# The problem
Could you repeat every entry below word for word, leaving out the pictures?
Material shown below:
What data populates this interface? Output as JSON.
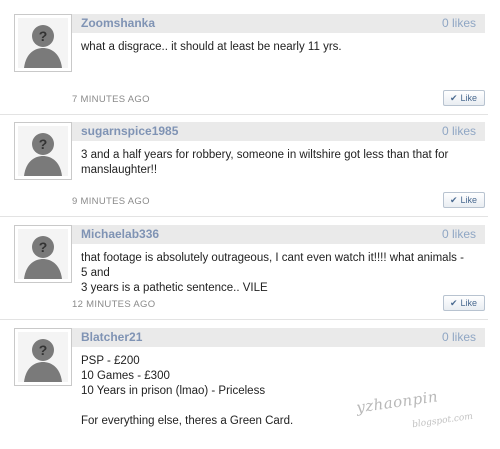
{
  "comments": [
    {
      "username": "Zoomshanka",
      "likes": "0 likes",
      "lines": [
        "what a disgrace.. it should at least be nearly 11 yrs."
      ],
      "time": "7 MINUTES AGO",
      "like_label": "Like"
    },
    {
      "username": "sugarnspice1985",
      "likes": "0 likes",
      "lines": [
        "3 and a half years for robbery, someone in wiltshire got less than that for",
        "manslaughter!!"
      ],
      "time": "9 MINUTES AGO",
      "like_label": "Like"
    },
    {
      "username": "Michaelab336",
      "likes": "0 likes",
      "lines": [
        "that footage is absolutely outrageous, I cant even watch it!!!! what animals - 5 and",
        "3 years is a pathetic sentence.. VILE"
      ],
      "time": "12 MINUTES AGO",
      "like_label": "Like"
    },
    {
      "username": "Blatcher21",
      "likes": "0 likes",
      "lines": [
        "PSP - £200",
        "10 Games - £300",
        "10 Years in prison (lmao) - Priceless",
        "",
        "For everything else, theres a Green Card."
      ],
      "time": "",
      "like_label": ""
    }
  ],
  "watermark": "yzhaonpin",
  "watermark_sub": "blogspot.com",
  "icons": {
    "avatar": "default-avatar-icon",
    "like": "check-icon"
  }
}
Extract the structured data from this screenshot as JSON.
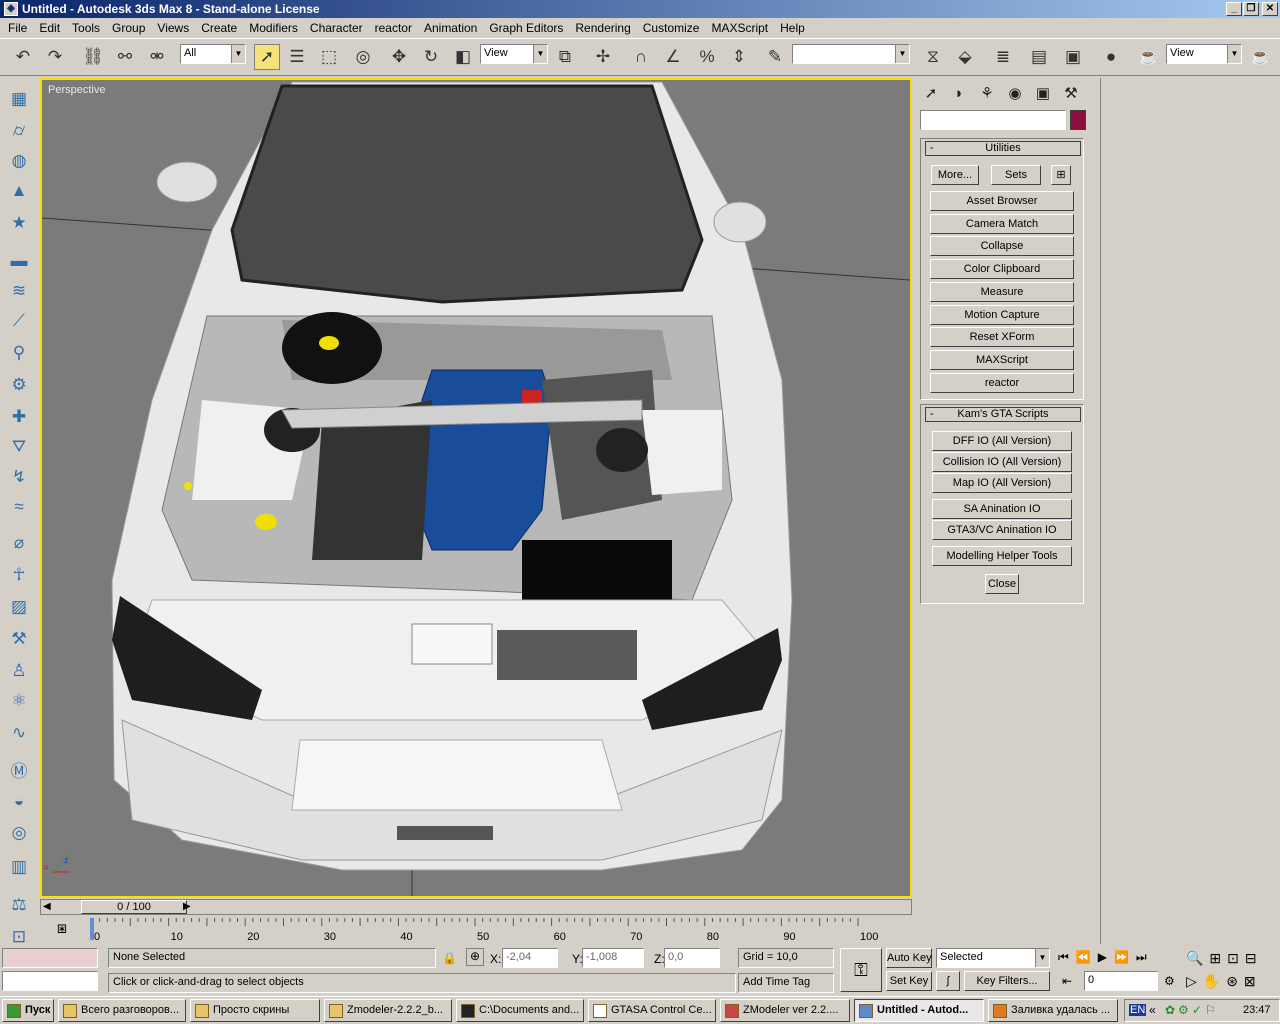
{
  "window": {
    "title": "Untitled - Autodesk 3ds Max 8  - Stand-alone License"
  },
  "menu": [
    "File",
    "Edit",
    "Tools",
    "Group",
    "Views",
    "Create",
    "Modifiers",
    "Character",
    "reactor",
    "Animation",
    "Graph Editors",
    "Rendering",
    "Customize",
    "MAXScript",
    "Help"
  ],
  "toolbar": {
    "selection_filter": "All",
    "ref_coord": "View",
    "named_sel": "",
    "view_right": "View"
  },
  "viewport": {
    "label": "Perspective"
  },
  "command_panel": {
    "name_field": "",
    "object_color": "#8c0e3c",
    "utilities": {
      "title": "Utilities",
      "more": "More...",
      "sets": "Sets",
      "buttons": [
        "Asset Browser",
        "Camera Match",
        "Collapse",
        "Color Clipboard",
        "Measure",
        "Motion Capture",
        "Reset XForm",
        "MAXScript",
        "reactor"
      ]
    },
    "kams": {
      "title": "Kam's GTA Scripts",
      "buttons": [
        "DFF IO (All Version)",
        "Collision IO (All Version)",
        "Map IO (All Version)",
        "SA Anination IO",
        "GTA3/VC Anination IO",
        "Modelling Helper Tools",
        "Close"
      ]
    }
  },
  "timeline": {
    "frame": "0 / 100",
    "ticks": [
      "0",
      "10",
      "20",
      "30",
      "40",
      "50",
      "60",
      "70",
      "80",
      "90",
      "100"
    ]
  },
  "status": {
    "selection": "None Selected",
    "prompt": "Click or click-and-drag to select objects",
    "x_label": "X:",
    "x": "-2,04",
    "y_label": "Y:",
    "y": "-1,008",
    "z_label": "Z:",
    "z": "0,0",
    "grid": "Grid = 10,0",
    "add_time_tag": "Add Time Tag",
    "auto_key": "Auto Key",
    "set_key": "Set Key",
    "key_mode": "Selected",
    "key_filters": "Key Filters...",
    "frame_value": "0"
  },
  "taskbar": {
    "start": "Пуск",
    "tasks": [
      "Всего разговоров...",
      "Просто скрины",
      "Zmodeler-2.2.2_b...",
      "C:\\Documents and...",
      "GTASA Control Ce...",
      "ZModeler ver 2.2....",
      "Untitled - Autod...",
      "Заливка удалась ..."
    ],
    "lang": "EN",
    "clock": "23:47"
  }
}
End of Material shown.
# Exercise result
What data populates this interface? Output as JSON.
{
  "comments": [
    {
      "username": "Zoomshanka",
      "likes": "0 likes",
      "lines": [
        "what a disgrace.. it should at least be nearly 11 yrs."
      ],
      "time": "7 MINUTES AGO",
      "like_label": "Like"
    },
    {
      "username": "sugarnspice1985",
      "likes": "0 likes",
      "lines": [
        "3 and a half years for robbery, someone in wiltshire got less than that for",
        "manslaughter!!"
      ],
      "time": "9 MINUTES AGO",
      "like_label": "Like"
    },
    {
      "username": "Michaelab336",
      "likes": "0 likes",
      "lines": [
        "that footage is absolutely outrageous, I cant even watch it!!!! what animals - 5 and",
        "3 years is a pathetic sentence.. VILE"
      ],
      "time": "12 MINUTES AGO",
      "like_label": "Like"
    },
    {
      "username": "Blatcher21",
      "likes": "0 likes",
      "lines": [
        "PSP - £200",
        "10 Games - £300",
        "10 Years in prison (lmao) - Priceless",
        "",
        "For everything else, theres a Green Card."
      ],
      "time": "",
      "like_label": ""
    }
  ],
  "watermark": "yzhaonpin",
  "watermark_sub": "blogspot.com",
  "icons": {
    "avatar": "default-avatar-icon",
    "like": "check-icon"
  }
}
Extract the structured data from this screenshot as JSON.
{
  "window": {
    "title": "Untitled - Autodesk 3ds Max 8  - Stand-alone License"
  },
  "menu": [
    "File",
    "Edit",
    "Tools",
    "Group",
    "Views",
    "Create",
    "Modifiers",
    "Character",
    "reactor",
    "Animation",
    "Graph Editors",
    "Rendering",
    "Customize",
    "MAXScript",
    "Help"
  ],
  "toolbar": {
    "selection_filter": "All",
    "ref_coord": "View",
    "named_sel": "",
    "view_right": "View"
  },
  "viewport": {
    "label": "Perspective"
  },
  "command_panel": {
    "name_field": "",
    "object_color": "#8c0e3c",
    "utilities": {
      "title": "Utilities",
      "more": "More...",
      "sets": "Sets",
      "buttons": [
        "Asset Browser",
        "Camera Match",
        "Collapse",
        "Color Clipboard",
        "Measure",
        "Motion Capture",
        "Reset XForm",
        "MAXScript",
        "reactor"
      ]
    },
    "kams": {
      "title": "Kam's GTA Scripts",
      "buttons": [
        "DFF IO (All Version)",
        "Collision IO (All Version)",
        "Map IO (All Version)",
        "SA Anination IO",
        "GTA3/VC Anination IO",
        "Modelling Helper Tools",
        "Close"
      ]
    }
  },
  "timeline": {
    "frame": "0 / 100",
    "ticks": [
      "0",
      "10",
      "20",
      "30",
      "40",
      "50",
      "60",
      "70",
      "80",
      "90",
      "100"
    ]
  },
  "status": {
    "selection": "None Selected",
    "prompt": "Click or click-and-drag to select objects",
    "x_label": "X:",
    "x": "-2,04",
    "y_label": "Y:",
    "y": "-1,008",
    "z_label": "Z:",
    "z": "0,0",
    "grid": "Grid = 10,0",
    "add_time_tag": "Add Time Tag",
    "auto_key": "Auto Key",
    "set_key": "Set Key",
    "key_mode": "Selected",
    "key_filters": "Key Filters...",
    "frame_value": "0"
  },
  "taskbar": {
    "start": "Пуск",
    "tasks": [
      "Всего разговоров...",
      "Просто скрины",
      "Zmodeler-2.2.2_b...",
      "C:\\Documents and...",
      "GTASA Control Ce...",
      "ZModeler ver 2.2....",
      "Untitled - Autod...",
      "Заливка удалась ..."
    ],
    "lang": "EN",
    "clock": "23:47"
  }
}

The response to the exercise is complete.